Segment Start: Listed entries

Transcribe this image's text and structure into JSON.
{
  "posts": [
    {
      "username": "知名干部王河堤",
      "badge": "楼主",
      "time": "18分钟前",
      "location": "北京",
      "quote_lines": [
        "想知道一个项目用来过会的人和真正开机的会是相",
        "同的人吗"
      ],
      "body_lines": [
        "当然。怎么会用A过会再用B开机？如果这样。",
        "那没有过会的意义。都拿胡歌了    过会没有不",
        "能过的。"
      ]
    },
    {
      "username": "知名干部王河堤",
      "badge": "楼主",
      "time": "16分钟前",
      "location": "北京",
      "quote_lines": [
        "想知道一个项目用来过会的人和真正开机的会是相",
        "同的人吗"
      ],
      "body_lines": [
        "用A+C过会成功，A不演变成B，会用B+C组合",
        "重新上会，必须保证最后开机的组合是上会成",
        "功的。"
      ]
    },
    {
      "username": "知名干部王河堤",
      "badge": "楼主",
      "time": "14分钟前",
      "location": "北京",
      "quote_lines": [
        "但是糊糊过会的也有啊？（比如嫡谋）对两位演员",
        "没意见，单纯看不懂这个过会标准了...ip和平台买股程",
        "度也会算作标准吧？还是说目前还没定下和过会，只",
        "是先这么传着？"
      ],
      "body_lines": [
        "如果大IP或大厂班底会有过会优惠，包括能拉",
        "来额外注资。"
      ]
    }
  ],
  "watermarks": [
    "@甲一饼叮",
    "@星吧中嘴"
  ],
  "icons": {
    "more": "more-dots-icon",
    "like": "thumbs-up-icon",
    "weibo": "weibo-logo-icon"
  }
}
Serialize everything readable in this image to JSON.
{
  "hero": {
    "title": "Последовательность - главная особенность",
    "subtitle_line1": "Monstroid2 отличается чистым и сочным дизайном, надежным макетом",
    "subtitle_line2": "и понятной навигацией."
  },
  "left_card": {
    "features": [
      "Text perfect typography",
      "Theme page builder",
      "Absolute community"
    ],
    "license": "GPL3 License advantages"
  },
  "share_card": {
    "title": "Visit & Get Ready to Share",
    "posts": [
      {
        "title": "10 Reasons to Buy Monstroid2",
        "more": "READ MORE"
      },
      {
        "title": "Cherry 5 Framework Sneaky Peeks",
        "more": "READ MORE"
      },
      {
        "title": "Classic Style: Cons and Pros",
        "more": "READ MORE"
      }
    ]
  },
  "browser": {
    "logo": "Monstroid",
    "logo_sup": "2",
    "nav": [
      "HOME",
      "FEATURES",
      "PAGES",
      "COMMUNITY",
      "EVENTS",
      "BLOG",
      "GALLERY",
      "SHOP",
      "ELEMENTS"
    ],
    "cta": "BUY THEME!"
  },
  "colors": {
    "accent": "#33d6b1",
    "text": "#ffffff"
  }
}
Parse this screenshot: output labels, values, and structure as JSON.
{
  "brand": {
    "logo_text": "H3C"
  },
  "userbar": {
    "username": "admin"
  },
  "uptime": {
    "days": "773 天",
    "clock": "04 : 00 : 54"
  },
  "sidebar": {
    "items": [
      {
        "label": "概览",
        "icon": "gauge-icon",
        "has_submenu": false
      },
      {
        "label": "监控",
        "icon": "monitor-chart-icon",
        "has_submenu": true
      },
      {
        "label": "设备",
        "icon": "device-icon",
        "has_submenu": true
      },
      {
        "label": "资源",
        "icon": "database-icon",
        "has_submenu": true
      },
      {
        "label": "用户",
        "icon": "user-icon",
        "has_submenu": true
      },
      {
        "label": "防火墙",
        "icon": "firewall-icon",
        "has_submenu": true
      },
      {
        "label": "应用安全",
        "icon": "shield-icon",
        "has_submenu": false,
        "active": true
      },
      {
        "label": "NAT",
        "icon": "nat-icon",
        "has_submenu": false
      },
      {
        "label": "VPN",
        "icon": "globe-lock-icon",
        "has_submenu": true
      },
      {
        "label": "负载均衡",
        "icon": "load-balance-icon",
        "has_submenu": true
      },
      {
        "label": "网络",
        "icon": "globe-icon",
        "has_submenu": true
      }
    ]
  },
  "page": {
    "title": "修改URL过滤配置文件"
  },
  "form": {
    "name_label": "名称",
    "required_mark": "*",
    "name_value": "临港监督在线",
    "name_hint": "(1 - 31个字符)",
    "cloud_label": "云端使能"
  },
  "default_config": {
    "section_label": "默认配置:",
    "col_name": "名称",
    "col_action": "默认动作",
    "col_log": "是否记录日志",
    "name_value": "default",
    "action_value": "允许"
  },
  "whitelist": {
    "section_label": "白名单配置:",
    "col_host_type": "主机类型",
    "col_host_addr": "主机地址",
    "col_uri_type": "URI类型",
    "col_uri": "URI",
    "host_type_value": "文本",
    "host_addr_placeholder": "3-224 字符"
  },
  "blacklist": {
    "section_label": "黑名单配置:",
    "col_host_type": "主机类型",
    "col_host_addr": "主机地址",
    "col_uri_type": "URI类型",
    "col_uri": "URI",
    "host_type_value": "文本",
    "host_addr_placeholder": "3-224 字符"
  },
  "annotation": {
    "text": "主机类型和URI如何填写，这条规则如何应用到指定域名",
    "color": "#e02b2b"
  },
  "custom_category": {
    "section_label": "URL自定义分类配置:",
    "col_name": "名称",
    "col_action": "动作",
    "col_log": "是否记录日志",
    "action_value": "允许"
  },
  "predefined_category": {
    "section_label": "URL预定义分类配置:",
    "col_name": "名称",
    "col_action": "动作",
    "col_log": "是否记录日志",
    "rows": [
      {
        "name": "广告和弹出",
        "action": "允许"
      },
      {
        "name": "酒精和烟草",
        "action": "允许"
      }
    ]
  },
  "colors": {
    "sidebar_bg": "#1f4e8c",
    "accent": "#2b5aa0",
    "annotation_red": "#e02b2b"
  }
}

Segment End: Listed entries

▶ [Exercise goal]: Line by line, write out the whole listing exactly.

▶ [Exercise output]:
Transcribe this image's text and structure into JSON.
{
  "posts": [
    {
      "username": "知名干部王河堤",
      "badge": "楼主",
      "time": "18分钟前",
      "location": "北京",
      "quote_lines": [
        "想知道一个项目用来过会的人和真正开机的会是相",
        "同的人吗"
      ],
      "body_lines": [
        "当然。怎么会用A过会再用B开机？如果这样。",
        "那没有过会的意义。都拿胡歌了    过会没有不",
        "能过的。"
      ]
    },
    {
      "username": "知名干部王河堤",
      "badge": "楼主",
      "time": "16分钟前",
      "location": "北京",
      "quote_lines": [
        "想知道一个项目用来过会的人和真正开机的会是相",
        "同的人吗"
      ],
      "body_lines": [
        "用A+C过会成功，A不演变成B，会用B+C组合",
        "重新上会，必须保证最后开机的组合是上会成",
        "功的。"
      ]
    },
    {
      "username": "知名干部王河堤",
      "badge": "楼主",
      "time": "14分钟前",
      "location": "北京",
      "quote_lines": [
        "但是糊糊过会的也有啊？（比如嫡谋）对两位演员",
        "没意见，单纯看不懂这个过会标准了...ip和平台买股程",
        "度也会算作标准吧？还是说目前还没定下和过会，只",
        "是先这么传着？"
      ],
      "body_lines": [
        "如果大IP或大厂班底会有过会优惠，包括能拉",
        "来额外注资。"
      ]
    }
  ],
  "watermarks": [
    "@甲一饼叮",
    "@星吧中嘴"
  ],
  "icons": {
    "more": "more-dots-icon",
    "like": "thumbs-up-icon",
    "weibo": "weibo-logo-icon"
  }
}
Serialize everything readable in this image to JSON.
{
  "hero": {
    "title": "Последовательность - главная особенность",
    "subtitle_line1": "Monstroid2 отличается чистым и сочным дизайном, надежным макетом",
    "subtitle_line2": "и понятной навигацией."
  },
  "left_card": {
    "features": [
      "Text perfect typography",
      "Theme page builder",
      "Absolute community"
    ],
    "license": "GPL3 License advantages"
  },
  "share_card": {
    "title": "Visit & Get Ready to Share",
    "posts": [
      {
        "title": "10 Reasons to Buy Monstroid2",
        "more": "READ MORE"
      },
      {
        "title": "Cherry 5 Framework Sneaky Peeks",
        "more": "READ MORE"
      },
      {
        "title": "Classic Style: Cons and Pros",
        "more": "READ MORE"
      }
    ]
  },
  "browser": {
    "logo": "Monstroid",
    "logo_sup": "2",
    "nav": [
      "HOME",
      "FEATURES",
      "PAGES",
      "COMMUNITY",
      "EVENTS",
      "BLOG",
      "GALLERY",
      "SHOP",
      "ELEMENTS"
    ],
    "cta": "BUY THEME!"
  },
  "colors": {
    "accent": "#33d6b1",
    "text": "#ffffff"
  }
}
Parse this screenshot: output labels, values, and structure as JSON.
{
  "brand": {
    "logo_text": "H3C"
  },
  "userbar": {
    "username": "admin"
  },
  "uptime": {
    "days": "773 天",
    "clock": "04 : 00 : 54"
  },
  "sidebar": {
    "items": [
      {
        "label": "概览",
        "icon": "gauge-icon",
        "has_submenu": false
      },
      {
        "label": "监控",
        "icon": "monitor-chart-icon",
        "has_submenu": true
      },
      {
        "label": "设备",
        "icon": "device-icon",
        "has_submenu": true
      },
      {
        "label": "资源",
        "icon": "database-icon",
        "has_submenu": true
      },
      {
        "label": "用户",
        "icon": "user-icon",
        "has_submenu": true
      },
      {
        "label": "防火墙",
        "icon": "firewall-icon",
        "has_submenu": true
      },
      {
        "label": "应用安全",
        "icon": "shield-icon",
        "has_submenu": false,
        "active": true
      },
      {
        "label": "NAT",
        "icon": "nat-icon",
        "has_submenu": false
      },
      {
        "label": "VPN",
        "icon": "globe-lock-icon",
        "has_submenu": true
      },
      {
        "label": "负载均衡",
        "icon": "load-balance-icon",
        "has_submenu": true
      },
      {
        "label": "网络",
        "icon": "globe-icon",
        "has_submenu": true
      }
    ]
  },
  "page": {
    "title": "修改URL过滤配置文件"
  },
  "form": {
    "name_label": "名称",
    "required_mark": "*",
    "name_value": "临港监督在线",
    "name_hint": "(1 - 31个字符)",
    "cloud_label": "云端使能"
  },
  "default_config": {
    "section_label": "默认配置:",
    "col_name": "名称",
    "col_action": "默认动作",
    "col_log": "是否记录日志",
    "name_value": "default",
    "action_value": "允许"
  },
  "whitelist": {
    "section_label": "白名单配置:",
    "col_host_type": "主机类型",
    "col_host_addr": "主机地址",
    "col_uri_type": "URI类型",
    "col_uri": "URI",
    "host_type_value": "文本",
    "host_addr_placeholder": "3-224 字符"
  },
  "blacklist": {
    "section_label": "黑名单配置:",
    "col_host_type": "主机类型",
    "col_host_addr": "主机地址",
    "col_uri_type": "URI类型",
    "col_uri": "URI",
    "host_type_value": "文本",
    "host_addr_placeholder": "3-224 字符"
  },
  "annotation": {
    "text": "主机类型和URI如何填写，这条规则如何应用到指定域名",
    "color": "#e02b2b"
  },
  "custom_category": {
    "section_label": "URL自定义分类配置:",
    "col_name": "名称",
    "col_action": "动作",
    "col_log": "是否记录日志",
    "action_value": "允许"
  },
  "predefined_category": {
    "section_label": "URL预定义分类配置:",
    "col_name": "名称",
    "col_action": "动作",
    "col_log": "是否记录日志",
    "rows": [
      {
        "name": "广告和弹出",
        "action": "允许"
      },
      {
        "name": "酒精和烟草",
        "action": "允许"
      }
    ]
  },
  "colors": {
    "sidebar_bg": "#1f4e8c",
    "accent": "#2b5aa0",
    "annotation_red": "#e02b2b"
  }
}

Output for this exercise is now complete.